Most of the studies that are frequently cited as examples of effective comprehensive community care, (i.e. they reduce the demand for hospital beds without any loss in treatment efficacy (Stein & Test, 1980; Hoult & Reynolds, 1984; Muijen et al., 1992) were carried out before the introduction of the Care Programme Approach (CPA) in 1991 (Department of Health, 1990) which at present only applies to England. As the CPA derives from these earlier studies the discrepancies between hospital and community based aftercare might be expected to become less, as now all services in England are expected to include a significant community element. However, there can still be important differences between those services focusing on community care as the main priority and those in which the hospital system is paramount.
The psychiatric services in the area covered by North West London Mental Health Trust (NWL Trust) represented a natural test of these two approaches as they had parallel hospital and community based teams covering the same catchment areas respectively, North Paddington, in Westminster and Brent, in outer London.

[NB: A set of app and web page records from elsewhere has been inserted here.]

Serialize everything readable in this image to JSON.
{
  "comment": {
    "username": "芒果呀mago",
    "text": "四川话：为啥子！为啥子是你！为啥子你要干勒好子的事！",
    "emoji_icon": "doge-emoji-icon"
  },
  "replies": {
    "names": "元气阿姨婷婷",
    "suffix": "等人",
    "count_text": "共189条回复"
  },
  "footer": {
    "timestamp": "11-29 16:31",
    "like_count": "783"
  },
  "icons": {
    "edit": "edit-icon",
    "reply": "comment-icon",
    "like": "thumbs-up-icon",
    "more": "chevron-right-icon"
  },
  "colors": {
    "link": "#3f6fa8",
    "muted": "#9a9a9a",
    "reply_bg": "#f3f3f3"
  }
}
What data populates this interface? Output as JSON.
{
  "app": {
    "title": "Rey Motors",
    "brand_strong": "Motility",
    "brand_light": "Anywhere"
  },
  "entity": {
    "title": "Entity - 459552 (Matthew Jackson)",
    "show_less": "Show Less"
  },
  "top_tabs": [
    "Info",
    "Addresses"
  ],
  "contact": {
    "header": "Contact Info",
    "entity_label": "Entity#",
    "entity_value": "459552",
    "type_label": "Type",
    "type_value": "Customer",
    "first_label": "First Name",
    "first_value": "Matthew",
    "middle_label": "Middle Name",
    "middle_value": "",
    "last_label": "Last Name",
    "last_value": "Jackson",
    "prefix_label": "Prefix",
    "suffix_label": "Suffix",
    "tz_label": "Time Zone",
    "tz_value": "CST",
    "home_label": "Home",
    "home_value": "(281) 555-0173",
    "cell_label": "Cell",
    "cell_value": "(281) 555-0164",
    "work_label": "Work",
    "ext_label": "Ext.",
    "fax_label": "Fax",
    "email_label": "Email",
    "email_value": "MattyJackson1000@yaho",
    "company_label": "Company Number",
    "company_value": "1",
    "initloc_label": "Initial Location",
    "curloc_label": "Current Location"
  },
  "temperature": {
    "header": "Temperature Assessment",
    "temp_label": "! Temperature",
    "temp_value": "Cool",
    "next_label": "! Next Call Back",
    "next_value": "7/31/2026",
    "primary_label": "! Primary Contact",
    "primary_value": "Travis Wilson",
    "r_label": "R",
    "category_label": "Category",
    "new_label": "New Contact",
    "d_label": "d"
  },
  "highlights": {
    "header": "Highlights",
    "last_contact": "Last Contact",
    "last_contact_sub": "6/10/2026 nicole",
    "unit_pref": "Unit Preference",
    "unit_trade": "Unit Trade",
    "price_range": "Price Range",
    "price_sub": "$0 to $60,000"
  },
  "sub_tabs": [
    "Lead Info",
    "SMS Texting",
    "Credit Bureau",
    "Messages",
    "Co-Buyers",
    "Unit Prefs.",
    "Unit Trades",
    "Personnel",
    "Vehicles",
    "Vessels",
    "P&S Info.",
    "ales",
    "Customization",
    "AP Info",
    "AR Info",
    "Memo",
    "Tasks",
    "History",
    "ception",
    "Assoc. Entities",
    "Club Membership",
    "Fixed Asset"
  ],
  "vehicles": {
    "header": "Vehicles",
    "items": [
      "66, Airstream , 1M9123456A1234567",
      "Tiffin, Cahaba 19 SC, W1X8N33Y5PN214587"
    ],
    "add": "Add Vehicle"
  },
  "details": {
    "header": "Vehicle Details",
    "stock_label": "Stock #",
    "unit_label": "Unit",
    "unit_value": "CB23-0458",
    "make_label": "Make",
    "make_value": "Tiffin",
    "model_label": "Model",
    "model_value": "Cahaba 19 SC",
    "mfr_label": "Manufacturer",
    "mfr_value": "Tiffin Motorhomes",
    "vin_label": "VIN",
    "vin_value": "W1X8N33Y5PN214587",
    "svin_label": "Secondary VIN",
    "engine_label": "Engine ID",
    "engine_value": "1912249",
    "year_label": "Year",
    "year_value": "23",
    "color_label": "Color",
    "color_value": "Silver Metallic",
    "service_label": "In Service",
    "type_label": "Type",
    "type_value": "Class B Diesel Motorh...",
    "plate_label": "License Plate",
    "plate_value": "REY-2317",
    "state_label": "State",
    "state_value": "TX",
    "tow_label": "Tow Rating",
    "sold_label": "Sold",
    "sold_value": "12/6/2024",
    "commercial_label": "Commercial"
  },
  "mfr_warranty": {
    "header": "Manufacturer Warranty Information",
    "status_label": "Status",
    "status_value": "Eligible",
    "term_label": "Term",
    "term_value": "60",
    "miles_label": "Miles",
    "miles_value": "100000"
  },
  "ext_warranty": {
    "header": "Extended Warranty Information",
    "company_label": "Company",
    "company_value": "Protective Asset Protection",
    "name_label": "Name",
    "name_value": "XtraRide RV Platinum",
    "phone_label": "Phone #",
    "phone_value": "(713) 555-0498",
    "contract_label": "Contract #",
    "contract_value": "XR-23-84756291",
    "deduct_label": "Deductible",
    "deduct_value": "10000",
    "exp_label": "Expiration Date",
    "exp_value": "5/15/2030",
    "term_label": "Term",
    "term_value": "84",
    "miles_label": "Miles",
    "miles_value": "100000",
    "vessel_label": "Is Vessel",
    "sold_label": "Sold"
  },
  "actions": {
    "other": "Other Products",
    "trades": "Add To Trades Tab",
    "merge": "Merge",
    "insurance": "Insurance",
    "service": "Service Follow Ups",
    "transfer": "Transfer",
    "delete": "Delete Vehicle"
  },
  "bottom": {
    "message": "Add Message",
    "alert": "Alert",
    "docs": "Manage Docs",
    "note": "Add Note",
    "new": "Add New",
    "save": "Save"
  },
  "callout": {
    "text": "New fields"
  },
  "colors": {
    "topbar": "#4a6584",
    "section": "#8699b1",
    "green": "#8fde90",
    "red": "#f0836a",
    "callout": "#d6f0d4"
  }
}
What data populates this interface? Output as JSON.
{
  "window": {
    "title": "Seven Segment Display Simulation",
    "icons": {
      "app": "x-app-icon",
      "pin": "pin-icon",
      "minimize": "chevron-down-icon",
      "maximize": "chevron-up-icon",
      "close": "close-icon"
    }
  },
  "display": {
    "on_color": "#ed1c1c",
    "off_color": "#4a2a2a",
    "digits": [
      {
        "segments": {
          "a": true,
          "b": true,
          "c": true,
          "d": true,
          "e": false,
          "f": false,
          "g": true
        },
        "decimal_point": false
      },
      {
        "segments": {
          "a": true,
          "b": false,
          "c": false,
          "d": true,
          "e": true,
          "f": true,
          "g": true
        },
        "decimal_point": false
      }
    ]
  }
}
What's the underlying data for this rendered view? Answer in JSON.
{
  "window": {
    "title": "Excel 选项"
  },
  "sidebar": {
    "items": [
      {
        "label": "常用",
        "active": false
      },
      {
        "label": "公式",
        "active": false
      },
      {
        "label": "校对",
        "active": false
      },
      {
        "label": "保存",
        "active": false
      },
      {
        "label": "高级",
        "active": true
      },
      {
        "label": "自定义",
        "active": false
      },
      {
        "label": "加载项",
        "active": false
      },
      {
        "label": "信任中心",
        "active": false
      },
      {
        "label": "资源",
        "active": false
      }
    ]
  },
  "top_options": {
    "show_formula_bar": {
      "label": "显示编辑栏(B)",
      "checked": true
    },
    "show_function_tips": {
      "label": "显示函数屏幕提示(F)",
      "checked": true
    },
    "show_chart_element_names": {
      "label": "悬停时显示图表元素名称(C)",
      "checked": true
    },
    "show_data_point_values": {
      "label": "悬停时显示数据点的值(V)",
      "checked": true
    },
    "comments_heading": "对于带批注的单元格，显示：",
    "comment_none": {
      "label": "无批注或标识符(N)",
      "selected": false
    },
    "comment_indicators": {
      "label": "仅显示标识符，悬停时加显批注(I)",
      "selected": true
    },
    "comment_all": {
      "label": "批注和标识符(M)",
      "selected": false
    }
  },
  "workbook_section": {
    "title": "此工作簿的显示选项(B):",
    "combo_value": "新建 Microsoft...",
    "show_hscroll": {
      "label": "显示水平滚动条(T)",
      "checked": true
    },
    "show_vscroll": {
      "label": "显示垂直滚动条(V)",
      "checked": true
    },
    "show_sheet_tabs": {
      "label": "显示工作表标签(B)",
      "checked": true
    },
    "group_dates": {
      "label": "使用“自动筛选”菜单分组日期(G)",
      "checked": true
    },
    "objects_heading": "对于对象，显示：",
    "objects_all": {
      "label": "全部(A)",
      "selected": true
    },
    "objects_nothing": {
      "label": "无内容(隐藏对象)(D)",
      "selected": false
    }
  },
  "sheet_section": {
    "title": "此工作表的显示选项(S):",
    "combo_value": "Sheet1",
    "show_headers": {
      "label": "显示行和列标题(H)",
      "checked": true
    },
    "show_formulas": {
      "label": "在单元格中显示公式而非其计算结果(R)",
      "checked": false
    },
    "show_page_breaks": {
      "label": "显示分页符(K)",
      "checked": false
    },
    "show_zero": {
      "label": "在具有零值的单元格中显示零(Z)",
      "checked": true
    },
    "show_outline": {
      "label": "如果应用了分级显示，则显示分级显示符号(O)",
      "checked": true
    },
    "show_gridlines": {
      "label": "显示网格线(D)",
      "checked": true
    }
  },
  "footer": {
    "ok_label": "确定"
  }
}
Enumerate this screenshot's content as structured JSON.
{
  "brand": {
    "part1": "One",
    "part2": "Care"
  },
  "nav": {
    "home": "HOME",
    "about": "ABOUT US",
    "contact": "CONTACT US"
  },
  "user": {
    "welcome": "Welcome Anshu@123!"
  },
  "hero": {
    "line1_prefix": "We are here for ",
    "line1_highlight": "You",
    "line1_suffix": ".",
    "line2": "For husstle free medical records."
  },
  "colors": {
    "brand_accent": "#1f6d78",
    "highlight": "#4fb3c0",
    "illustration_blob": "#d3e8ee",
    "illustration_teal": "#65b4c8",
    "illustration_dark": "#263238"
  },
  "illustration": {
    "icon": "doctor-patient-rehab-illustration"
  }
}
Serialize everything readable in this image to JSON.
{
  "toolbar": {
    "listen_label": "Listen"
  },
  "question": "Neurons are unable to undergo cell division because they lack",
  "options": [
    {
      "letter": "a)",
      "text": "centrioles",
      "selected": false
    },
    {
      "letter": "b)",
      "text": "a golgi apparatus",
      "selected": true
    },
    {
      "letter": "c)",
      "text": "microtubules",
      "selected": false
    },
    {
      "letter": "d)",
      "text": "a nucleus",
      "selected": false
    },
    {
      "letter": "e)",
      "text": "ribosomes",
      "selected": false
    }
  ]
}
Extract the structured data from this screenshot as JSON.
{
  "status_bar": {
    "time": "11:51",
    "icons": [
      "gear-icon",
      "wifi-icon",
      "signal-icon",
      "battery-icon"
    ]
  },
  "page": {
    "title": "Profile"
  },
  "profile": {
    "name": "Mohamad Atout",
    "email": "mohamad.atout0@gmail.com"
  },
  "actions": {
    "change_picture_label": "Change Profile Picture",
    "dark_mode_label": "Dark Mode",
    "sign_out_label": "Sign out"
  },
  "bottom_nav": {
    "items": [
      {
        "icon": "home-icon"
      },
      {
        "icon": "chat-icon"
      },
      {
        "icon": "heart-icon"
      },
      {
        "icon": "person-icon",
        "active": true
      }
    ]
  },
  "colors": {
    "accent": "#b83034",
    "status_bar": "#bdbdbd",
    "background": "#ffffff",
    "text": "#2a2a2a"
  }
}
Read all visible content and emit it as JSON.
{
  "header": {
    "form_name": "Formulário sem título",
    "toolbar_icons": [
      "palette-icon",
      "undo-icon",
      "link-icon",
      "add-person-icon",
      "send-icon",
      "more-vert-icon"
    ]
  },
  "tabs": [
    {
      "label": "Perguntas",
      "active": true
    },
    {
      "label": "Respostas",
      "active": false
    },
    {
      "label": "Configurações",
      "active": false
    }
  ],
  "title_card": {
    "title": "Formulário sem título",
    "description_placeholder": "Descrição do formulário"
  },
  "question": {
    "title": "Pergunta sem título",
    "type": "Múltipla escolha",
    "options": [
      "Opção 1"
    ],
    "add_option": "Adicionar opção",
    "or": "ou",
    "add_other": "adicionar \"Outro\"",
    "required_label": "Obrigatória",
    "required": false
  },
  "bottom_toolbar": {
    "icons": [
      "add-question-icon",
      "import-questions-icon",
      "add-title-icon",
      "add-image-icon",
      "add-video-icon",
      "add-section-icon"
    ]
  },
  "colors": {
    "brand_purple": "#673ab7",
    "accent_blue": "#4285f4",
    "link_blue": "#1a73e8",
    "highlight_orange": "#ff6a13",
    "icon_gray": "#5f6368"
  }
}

At this point it is useful to provide more detailed description of the two geographical areas at the time of the study and the community and hospital based teams that were involved.